At that point I was thinking that if that was the only supermarket in Sanaa then I was just fine with it. Alhamdulillaah!
The water in the apartment was bad, the hot water ran out quickly and taking a shower was just horror for me especially when I found this bug in the bathtub (and No, I was not thinking of filling up the tub and soaking it it, I wanted nothing more than just a light shower - Which I got because the water wouldn't come down!!)
Shower heads here are strange, either there isn't enough water pressure or I don't know, pipes are clogged?
Anyway, I got through it with a few chills but it was alright - wasn't really looking forward to the next though.
The kitchen had no hot water at all, washing greasy dishes was a real challange and I resorted to boiling the water in pots just to wash dishes, for some reason the dishwashing liquid wasn't doing such a great job either and honestly being part german (grandma is German) I wasn't used to the yemeni ways of cooked, cleaning, washed dishes, laundry or anything.
The stove was a problem because there were no temperatures for the oven and I just couldn't prepare certain recipes with a large flame of fire in the bottom and a smaller one on top. Also the flame was either high or low, even the low stove top flame burned half my foods (either I just wasn't used to it or I don't know but the oven was a real problem) I requested we go back and ask the salesman and then return it if he agreed.
Surprisingly he did agree and gave us back 90% of the money (which I was satisfied with) and then we headed off to some places where they sell stoves. There was a nice place behind the Porche dealer (not sure what it's called, but it's like a show room) and a kind taxi driver suggested that place. They sold fridges, stoves, small kitchen appliances and even digital cameras.
I was looking for an electric stove and I didnt care much about the electricity bill because that was what I was used to and the gas cylinder thingy is just a real pain (even though we had used it before in Iraq, but the ones there were different and they had a sort of pump that attacked to the needle on the top and this one in Yemen was always leaking and we had daily problems with it) Also my mom back in Canada was really worried about safety.
New stove details in the next post in shaa Allaah.
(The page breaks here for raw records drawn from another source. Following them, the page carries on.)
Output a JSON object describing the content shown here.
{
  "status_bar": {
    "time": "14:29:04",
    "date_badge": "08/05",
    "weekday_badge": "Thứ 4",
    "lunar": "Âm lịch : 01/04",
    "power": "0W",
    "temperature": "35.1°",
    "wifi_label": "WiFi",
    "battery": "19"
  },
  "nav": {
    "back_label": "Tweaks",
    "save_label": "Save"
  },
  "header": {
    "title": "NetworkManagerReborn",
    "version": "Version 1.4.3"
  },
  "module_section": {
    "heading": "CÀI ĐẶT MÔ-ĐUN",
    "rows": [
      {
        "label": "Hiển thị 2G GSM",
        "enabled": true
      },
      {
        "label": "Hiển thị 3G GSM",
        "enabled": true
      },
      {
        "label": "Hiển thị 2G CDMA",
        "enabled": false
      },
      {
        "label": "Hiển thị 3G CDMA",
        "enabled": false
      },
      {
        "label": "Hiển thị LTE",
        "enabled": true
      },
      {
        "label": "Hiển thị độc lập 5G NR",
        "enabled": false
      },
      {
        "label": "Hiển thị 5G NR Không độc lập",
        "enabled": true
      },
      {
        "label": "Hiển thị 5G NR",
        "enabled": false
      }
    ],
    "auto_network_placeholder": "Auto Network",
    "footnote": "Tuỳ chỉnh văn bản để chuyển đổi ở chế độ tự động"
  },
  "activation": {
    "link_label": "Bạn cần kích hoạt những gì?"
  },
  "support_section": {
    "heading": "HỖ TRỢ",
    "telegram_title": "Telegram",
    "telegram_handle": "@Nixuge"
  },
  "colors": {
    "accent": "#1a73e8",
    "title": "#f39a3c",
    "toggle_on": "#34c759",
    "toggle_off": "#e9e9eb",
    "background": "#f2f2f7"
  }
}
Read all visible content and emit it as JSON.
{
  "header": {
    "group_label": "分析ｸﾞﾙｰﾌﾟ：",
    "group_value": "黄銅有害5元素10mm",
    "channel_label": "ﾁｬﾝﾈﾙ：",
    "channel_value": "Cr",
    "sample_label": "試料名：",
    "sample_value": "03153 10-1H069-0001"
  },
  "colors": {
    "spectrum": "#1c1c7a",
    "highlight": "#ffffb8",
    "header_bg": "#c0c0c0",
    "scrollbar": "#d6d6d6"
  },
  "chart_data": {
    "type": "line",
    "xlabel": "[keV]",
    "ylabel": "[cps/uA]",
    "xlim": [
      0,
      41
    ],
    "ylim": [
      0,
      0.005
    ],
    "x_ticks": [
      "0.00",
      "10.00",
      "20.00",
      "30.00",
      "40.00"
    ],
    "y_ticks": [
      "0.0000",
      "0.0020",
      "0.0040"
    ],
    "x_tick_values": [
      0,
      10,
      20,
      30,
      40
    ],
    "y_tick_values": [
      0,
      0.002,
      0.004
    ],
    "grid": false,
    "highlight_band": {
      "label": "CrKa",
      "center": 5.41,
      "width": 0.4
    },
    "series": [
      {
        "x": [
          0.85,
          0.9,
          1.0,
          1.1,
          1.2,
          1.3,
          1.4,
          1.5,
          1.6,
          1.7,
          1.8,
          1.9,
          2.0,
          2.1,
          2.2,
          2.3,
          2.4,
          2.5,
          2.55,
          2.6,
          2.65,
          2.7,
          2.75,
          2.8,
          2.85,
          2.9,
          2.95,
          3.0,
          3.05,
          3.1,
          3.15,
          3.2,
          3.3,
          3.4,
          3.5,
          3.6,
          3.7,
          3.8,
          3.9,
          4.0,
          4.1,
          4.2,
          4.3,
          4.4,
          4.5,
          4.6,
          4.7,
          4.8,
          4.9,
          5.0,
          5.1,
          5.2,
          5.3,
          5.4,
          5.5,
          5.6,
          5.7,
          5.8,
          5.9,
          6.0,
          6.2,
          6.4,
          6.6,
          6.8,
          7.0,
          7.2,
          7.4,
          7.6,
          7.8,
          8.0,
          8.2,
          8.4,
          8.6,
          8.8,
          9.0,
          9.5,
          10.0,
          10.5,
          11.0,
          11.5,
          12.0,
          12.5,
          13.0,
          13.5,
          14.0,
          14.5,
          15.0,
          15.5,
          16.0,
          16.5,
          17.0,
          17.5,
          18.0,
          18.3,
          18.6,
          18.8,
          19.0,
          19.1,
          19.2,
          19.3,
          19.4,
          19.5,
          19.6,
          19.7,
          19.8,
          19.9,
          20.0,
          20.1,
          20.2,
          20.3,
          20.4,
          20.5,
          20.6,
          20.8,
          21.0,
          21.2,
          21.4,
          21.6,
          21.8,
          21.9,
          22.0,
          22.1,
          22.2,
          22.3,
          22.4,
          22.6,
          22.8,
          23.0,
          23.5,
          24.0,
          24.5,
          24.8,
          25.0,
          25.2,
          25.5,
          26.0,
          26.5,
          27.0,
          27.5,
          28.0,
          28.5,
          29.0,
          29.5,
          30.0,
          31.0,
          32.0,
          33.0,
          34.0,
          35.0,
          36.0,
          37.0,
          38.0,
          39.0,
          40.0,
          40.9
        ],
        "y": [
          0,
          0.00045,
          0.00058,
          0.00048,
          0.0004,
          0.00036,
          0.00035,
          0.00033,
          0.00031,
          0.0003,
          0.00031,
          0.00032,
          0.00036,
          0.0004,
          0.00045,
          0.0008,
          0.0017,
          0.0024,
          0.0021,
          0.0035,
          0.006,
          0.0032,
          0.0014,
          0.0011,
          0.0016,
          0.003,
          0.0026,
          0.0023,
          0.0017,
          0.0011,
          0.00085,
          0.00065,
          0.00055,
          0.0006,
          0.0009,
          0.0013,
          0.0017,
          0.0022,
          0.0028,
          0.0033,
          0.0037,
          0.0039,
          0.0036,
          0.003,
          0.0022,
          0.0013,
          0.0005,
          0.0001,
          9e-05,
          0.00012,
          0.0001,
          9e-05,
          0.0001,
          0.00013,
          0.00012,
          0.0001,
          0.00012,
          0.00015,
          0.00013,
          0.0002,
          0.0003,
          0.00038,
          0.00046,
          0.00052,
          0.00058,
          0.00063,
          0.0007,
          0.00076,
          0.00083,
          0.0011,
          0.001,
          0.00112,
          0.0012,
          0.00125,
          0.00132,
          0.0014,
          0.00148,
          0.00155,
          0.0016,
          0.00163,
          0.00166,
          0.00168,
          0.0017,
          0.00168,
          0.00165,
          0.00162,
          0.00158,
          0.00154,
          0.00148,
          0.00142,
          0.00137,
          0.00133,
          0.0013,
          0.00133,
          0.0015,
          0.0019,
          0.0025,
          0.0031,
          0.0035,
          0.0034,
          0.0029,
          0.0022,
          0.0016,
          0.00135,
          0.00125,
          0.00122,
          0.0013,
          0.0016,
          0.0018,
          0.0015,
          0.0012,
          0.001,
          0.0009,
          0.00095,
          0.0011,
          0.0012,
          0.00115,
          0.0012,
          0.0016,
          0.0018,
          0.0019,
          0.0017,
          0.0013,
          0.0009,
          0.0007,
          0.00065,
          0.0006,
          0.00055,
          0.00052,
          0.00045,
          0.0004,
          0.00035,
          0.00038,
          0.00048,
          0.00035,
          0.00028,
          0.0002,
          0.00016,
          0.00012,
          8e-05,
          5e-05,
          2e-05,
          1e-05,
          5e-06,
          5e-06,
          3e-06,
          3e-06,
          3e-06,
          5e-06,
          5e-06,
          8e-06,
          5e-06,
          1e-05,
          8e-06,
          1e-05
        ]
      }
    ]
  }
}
Also in the following days we were basically exploring around, and I'll list some of the places I've visited and my opinions and so forth in the following post..
To be continued .. inshaa Allaah